I’ve never driven in snow. In my life. I was born and raised in Los Angeles, I was 19 years old before I saw my first ice scraper. I was carpooling to college with a girl from Colorado. She had an ice scraper lying on her floorboard. I asked what it was. She looked at me like I was from Mars.

I’m not looking forward to driving in any kind of harsh weather. At all.

Obviously there is a huge difference in my driving from when I started here in Phoenix over two weeks ago. Today went like a lazy Sunday jaunt. The trailer was empty, the traffic was light. I’m still missing some downshifts, but most of it is, dare I say, becoming pretty natural.

I am aware of the dangers of being overconfident. Hopefully I won’t let “becoming pretty natural” turn into “letting my guard down.”

Arkansas is gone, he went back after the first week. I guess they only brought in extra trainers for the Grand Opening. Today I had a guy from the Salt Lake City Operating Center. Salt Lake was a complete opposite from Arkansas. Salt Lake knew how to give simple, clear, concise directions, he had really great insider tips on a few different things. He was laid back in a way that didn’t make you feel like he was about to take the afternoon off. I dug Salt Lake, and wish I could have had him my first week.

If wishes were horses…..

I still don’t know what’s going to happen at the end of the week. Tomorrow is all day in the classroom again, and then the test. If and when we pass that, they will introduce us to our DBL’s. More ridiculous Schneider corporate speak. DBL = Driver Business Leader. I mean, honestly.

Once we are passed off to our DBL’s, they will let us know what the next step is. Will I be going home for the weekend? Will they give me a new truck right here and tell me to start driving?

I just don’t know.  Stay tuned.

cb radio

Day Twelve: Permit Books, Electronic Logging and Trip Planning

Nothing interesting happened today.

We were in the classroom all day. The syllabus listed was as exciting as it sounds. But it is information we need to know, so we knuckled down and made the best of it.

Last night a bunch of us hung out in the nearly empty hotel dining area swapping road stories, almost like old timers. I knew I was lucky to have Detroit, but I didn’t know how bad it was out there. I got really lucky.

I was thinking about how much I missed when I was on the road. And how I didn’t really miss it at all.


I used to be a news junkie. Waking up every morning, I would log on to the internet like our parents used to read their morning newspaper. I follow politics like most other people follow sports. On the road, Detroit sometimes listened to the old replays of Howard Stern broadcasts on his satellite radio. And that was about it. Mostly it was turned off because we were talking about driving. And when I hitched a ride back to civilization, I found out the world had continued to turn without me knowing about it.

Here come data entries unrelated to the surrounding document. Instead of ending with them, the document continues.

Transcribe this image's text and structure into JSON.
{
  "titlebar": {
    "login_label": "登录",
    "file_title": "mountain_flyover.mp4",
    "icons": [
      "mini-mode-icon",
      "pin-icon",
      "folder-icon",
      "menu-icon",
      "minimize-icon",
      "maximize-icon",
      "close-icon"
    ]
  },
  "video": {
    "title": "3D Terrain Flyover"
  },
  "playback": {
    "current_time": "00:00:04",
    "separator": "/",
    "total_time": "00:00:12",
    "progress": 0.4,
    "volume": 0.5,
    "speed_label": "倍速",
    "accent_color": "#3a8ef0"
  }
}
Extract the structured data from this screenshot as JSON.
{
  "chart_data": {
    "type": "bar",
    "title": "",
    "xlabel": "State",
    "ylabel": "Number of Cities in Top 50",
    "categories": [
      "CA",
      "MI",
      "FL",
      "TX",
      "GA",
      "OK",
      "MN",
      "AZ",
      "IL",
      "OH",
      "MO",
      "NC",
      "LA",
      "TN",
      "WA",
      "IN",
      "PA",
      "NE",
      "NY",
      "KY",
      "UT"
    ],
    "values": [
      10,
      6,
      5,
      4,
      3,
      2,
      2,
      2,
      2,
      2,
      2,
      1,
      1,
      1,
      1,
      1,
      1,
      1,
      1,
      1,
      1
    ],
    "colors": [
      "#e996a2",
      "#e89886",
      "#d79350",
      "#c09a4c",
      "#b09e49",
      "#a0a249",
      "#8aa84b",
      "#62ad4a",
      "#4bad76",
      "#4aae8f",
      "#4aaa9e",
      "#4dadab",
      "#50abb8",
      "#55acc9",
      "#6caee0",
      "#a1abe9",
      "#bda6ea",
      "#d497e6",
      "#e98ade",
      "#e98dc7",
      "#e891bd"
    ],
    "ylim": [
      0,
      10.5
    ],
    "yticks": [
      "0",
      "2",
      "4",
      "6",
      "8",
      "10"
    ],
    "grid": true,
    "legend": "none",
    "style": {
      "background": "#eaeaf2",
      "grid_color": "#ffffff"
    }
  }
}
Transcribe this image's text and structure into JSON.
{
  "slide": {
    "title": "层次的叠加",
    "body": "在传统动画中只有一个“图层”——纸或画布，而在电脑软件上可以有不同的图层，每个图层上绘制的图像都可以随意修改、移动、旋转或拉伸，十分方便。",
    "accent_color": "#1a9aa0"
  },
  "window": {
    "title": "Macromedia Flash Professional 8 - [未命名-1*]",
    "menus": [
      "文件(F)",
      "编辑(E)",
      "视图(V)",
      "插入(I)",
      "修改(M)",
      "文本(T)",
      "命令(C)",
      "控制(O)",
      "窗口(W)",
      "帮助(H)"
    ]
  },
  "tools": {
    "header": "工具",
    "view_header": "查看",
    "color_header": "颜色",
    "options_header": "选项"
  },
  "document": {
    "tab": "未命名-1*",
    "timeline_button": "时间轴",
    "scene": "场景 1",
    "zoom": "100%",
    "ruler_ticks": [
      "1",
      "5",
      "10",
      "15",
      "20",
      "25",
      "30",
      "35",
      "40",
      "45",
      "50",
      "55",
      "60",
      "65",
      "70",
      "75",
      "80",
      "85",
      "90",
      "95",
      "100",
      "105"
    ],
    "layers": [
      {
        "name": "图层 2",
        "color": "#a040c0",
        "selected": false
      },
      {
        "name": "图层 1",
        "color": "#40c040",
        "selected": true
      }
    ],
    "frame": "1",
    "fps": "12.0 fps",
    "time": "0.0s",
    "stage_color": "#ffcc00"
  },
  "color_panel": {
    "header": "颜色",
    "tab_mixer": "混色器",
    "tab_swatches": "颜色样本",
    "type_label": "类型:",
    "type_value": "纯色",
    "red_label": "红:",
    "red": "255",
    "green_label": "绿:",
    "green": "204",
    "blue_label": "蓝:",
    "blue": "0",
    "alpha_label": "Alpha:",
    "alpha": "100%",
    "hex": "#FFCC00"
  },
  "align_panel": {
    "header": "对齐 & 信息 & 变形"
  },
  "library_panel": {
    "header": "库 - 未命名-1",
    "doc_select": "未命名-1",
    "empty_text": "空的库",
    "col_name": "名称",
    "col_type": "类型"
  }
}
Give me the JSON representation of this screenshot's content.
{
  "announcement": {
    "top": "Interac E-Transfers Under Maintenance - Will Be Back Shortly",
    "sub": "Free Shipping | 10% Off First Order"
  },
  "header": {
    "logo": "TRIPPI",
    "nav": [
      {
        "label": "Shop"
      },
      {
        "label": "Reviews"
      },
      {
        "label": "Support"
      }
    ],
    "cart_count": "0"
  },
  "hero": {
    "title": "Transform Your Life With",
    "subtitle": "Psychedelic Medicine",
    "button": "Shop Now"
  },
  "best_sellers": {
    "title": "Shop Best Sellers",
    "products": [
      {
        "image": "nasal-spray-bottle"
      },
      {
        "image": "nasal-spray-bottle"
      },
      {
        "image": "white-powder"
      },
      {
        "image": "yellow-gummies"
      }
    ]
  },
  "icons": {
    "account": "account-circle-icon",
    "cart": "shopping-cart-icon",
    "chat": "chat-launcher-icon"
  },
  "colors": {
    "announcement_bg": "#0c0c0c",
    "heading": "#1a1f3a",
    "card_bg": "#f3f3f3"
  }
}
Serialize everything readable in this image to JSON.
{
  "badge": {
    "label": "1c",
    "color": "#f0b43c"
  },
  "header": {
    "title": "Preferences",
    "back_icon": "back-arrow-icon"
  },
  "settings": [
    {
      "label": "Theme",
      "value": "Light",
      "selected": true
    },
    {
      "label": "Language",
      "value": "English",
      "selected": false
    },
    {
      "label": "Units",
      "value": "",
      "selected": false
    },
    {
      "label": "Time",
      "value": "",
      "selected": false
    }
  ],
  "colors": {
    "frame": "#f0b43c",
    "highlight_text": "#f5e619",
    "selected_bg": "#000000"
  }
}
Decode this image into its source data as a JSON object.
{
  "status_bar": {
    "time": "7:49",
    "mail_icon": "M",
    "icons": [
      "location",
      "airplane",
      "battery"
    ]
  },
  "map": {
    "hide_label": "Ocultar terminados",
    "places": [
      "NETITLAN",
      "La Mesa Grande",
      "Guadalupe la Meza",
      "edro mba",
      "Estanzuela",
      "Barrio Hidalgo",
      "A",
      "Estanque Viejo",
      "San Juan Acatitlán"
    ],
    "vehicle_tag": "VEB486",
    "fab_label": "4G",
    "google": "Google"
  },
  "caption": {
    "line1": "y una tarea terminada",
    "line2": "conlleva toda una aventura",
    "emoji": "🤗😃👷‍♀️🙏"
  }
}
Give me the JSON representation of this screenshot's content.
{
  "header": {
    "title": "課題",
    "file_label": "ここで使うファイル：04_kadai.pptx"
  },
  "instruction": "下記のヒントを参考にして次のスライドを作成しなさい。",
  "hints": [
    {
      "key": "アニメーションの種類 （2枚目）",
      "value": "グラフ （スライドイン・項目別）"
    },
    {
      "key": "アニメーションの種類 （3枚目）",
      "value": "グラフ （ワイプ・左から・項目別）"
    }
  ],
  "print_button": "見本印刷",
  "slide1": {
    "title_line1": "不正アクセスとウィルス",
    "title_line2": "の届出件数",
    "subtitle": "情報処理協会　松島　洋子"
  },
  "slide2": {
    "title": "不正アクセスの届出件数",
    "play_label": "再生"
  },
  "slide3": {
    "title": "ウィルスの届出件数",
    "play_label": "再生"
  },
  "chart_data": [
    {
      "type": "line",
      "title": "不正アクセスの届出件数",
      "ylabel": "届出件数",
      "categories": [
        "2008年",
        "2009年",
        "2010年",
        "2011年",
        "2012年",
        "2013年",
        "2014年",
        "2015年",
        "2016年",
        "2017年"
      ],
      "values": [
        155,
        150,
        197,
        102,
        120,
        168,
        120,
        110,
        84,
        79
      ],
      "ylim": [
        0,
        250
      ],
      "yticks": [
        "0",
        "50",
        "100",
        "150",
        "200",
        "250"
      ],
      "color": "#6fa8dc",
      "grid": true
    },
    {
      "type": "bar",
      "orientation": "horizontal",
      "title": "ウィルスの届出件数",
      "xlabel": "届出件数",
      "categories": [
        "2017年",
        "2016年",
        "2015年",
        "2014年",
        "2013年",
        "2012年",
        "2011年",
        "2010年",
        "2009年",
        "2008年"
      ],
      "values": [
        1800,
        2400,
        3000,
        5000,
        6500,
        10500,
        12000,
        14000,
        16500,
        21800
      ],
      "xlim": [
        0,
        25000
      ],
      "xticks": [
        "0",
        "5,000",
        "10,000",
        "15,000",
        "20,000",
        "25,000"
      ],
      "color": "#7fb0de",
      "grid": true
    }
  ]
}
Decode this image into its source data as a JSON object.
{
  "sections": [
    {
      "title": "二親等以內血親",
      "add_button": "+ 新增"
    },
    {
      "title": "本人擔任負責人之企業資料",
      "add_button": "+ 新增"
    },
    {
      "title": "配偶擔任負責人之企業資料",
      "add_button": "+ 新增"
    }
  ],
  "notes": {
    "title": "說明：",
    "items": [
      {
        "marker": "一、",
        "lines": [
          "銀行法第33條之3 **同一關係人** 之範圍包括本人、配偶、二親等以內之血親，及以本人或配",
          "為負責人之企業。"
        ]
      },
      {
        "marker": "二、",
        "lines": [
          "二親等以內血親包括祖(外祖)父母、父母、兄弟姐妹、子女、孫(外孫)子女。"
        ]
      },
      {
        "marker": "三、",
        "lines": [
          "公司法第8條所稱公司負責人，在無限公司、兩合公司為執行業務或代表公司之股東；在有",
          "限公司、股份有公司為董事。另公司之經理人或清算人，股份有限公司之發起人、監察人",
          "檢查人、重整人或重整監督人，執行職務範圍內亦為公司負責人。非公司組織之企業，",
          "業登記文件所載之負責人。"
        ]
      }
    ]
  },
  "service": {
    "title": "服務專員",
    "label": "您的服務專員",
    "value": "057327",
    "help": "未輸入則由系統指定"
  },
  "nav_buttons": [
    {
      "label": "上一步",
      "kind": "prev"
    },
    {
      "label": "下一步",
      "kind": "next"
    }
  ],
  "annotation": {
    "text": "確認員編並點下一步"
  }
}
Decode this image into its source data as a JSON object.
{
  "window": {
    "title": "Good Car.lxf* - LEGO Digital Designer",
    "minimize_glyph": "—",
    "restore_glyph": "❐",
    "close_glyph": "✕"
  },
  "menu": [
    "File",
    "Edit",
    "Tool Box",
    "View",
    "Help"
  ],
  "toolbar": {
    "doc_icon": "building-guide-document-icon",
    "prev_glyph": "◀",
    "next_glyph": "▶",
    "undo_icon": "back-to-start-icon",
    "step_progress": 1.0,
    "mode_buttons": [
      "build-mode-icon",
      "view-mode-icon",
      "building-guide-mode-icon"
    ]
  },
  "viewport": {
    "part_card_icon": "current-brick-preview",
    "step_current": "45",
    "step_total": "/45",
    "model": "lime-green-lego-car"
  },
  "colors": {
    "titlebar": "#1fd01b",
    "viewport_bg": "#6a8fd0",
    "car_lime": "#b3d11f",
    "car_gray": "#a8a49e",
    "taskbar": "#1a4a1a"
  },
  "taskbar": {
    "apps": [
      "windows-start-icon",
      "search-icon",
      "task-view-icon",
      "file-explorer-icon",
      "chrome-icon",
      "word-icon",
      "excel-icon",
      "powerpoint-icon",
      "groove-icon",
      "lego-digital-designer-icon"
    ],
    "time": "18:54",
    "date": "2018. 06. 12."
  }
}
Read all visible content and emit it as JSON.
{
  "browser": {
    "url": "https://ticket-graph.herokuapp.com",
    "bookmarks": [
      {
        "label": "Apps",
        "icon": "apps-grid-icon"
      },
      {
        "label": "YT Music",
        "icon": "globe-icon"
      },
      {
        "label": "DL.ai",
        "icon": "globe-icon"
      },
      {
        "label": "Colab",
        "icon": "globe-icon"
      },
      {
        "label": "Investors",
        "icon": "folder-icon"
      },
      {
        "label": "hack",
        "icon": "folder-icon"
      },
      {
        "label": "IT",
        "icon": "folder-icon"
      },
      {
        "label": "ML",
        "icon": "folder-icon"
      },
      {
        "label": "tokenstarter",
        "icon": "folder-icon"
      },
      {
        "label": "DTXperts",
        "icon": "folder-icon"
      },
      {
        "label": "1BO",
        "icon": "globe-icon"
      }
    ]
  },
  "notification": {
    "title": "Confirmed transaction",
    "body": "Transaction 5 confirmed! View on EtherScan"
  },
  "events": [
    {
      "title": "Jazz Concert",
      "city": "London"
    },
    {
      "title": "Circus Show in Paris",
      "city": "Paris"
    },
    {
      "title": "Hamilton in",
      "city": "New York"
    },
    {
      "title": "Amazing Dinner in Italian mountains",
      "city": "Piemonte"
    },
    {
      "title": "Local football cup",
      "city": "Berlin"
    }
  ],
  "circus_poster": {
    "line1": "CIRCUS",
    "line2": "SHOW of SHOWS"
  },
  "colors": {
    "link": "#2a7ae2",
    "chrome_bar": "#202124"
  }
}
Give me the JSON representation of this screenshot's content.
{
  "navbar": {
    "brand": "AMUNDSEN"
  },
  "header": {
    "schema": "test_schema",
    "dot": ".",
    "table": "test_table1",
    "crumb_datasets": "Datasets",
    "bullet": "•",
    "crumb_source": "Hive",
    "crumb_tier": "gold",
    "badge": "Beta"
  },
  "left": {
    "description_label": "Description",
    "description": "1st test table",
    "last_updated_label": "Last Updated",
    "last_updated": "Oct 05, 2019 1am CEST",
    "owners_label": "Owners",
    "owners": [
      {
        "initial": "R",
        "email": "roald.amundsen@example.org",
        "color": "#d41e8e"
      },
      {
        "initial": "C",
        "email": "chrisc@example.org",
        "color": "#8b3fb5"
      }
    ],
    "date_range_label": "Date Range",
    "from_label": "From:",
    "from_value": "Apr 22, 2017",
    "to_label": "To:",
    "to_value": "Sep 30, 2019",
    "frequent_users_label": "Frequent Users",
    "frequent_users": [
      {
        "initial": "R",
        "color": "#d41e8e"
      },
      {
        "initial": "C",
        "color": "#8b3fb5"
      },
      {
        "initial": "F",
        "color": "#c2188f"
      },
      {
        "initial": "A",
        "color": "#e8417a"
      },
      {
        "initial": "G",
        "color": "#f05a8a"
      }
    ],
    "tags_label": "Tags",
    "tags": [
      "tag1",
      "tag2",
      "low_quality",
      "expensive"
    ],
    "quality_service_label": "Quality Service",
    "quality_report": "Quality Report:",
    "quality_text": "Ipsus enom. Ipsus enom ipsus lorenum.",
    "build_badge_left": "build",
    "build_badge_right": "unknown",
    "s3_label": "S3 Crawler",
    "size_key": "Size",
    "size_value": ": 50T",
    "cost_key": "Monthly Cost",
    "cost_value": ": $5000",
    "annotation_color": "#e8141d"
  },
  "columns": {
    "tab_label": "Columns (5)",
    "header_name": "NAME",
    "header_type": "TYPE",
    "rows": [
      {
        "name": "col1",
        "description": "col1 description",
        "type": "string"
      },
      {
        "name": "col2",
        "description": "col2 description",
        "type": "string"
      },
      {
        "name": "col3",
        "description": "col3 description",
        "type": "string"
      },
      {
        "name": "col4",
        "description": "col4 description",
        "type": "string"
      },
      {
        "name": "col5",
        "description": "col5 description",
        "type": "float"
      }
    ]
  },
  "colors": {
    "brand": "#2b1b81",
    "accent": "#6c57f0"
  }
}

And I was ok with that.

There’s an old hymn that says, “And the things of earth will grow strangely dim, in the light of His glory and grace.” I wonder if that applies to trucking, too.